by Luis-Martín Lozano and Juan Rafael Coronel Rivera
|Format:||Hardcover with 9 fold-outs|
|Page Extent:||640 pages|
|Book Size:||245 x 372 mm (Height x Width x Depth)|
Latin American folk hero, husband of Frida Kahlo, devout Communist, and Mexico’s most important artist: the oeuvre of Diego Rivera is finally done justice in this monograph constituting the most comprehensive study of his work ever made. More than a half century after his death, Rivera’s story, complete mural works, and recently discovered pieces are brought to life alongside private photos and drawings.
A veritable folk hero in Latin America and Mexico’s most important artist—along with his wife, painter Frida Kahlo—Diego Rivera (1886–1957) led a passionate life devoted to art and communism. After spending the 1910s in Europe, where he surrounded himself with other artists and embraced the Cubist movement, he returned to Mexico and began to paint the large-scale murals for which he is most famous. In his murals, he addressed social and political issues relating to the working class, earning him prophetic status among the peasants of Mexico. He was invited to create works abroad, most notably in the United States, where he stirred up controversy by depicting Lenin in his mural for the Rockefeller Center in New York City (the mural was destroyed before it was finished). Rivera’s most remarkable work is his 1932 Detroit Industry, a group of 27 frescos at the Detroit Institute of Art in Michigan.

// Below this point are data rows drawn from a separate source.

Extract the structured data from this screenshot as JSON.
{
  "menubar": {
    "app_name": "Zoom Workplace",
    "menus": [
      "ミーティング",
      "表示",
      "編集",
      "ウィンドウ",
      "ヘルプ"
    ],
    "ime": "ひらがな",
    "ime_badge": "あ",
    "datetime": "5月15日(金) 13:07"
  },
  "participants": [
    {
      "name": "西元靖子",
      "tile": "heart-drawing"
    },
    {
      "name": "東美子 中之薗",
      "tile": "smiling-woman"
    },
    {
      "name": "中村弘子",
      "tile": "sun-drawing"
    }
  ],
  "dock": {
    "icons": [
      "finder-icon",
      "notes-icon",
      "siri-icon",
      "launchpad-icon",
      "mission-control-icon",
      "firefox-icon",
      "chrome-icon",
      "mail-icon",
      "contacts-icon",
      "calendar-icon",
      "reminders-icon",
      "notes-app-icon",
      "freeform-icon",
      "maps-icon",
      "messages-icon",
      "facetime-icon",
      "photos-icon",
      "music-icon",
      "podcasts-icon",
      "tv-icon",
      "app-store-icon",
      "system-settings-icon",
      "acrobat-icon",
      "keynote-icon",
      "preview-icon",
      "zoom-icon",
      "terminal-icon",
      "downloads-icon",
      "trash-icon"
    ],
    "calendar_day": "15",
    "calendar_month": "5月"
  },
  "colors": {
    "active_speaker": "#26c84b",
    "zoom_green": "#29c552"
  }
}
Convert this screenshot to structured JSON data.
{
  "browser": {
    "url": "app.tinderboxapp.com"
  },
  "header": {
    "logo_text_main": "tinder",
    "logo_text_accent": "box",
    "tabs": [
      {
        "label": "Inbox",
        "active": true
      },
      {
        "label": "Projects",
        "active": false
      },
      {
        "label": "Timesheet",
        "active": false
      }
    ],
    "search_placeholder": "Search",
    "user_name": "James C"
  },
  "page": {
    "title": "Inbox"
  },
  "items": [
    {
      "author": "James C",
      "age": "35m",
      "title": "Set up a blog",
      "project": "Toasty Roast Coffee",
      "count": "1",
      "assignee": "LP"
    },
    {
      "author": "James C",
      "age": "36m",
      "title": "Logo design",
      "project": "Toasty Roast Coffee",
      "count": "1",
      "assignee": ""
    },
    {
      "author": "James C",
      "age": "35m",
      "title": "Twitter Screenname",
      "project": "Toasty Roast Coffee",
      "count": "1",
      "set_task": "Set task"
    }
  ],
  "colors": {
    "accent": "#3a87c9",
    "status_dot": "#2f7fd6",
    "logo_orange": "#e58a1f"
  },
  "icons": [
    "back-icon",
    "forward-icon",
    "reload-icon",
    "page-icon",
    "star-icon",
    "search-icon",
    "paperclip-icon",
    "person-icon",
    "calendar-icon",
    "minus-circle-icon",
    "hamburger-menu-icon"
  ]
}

This volume features numerous large-scale details of the murals, allowing their various components and subtleties to be closely examined. In addition to the murals is a vast selection of paintings, vintage photos, documents, and drawings from public and private collections around the world, many of which the whereabouts were previously unknown to scholars and whose inclusion here is thanks to the most intense research performed on Rivera’s work since his death. Texts include an illustrated biography and essays by prominent art historians offering interpretations of each mural. One could not ask for a more comprehensive study of Rivera’s oeuvre; finally his work is the subject of the sweeping retrospective it deserves.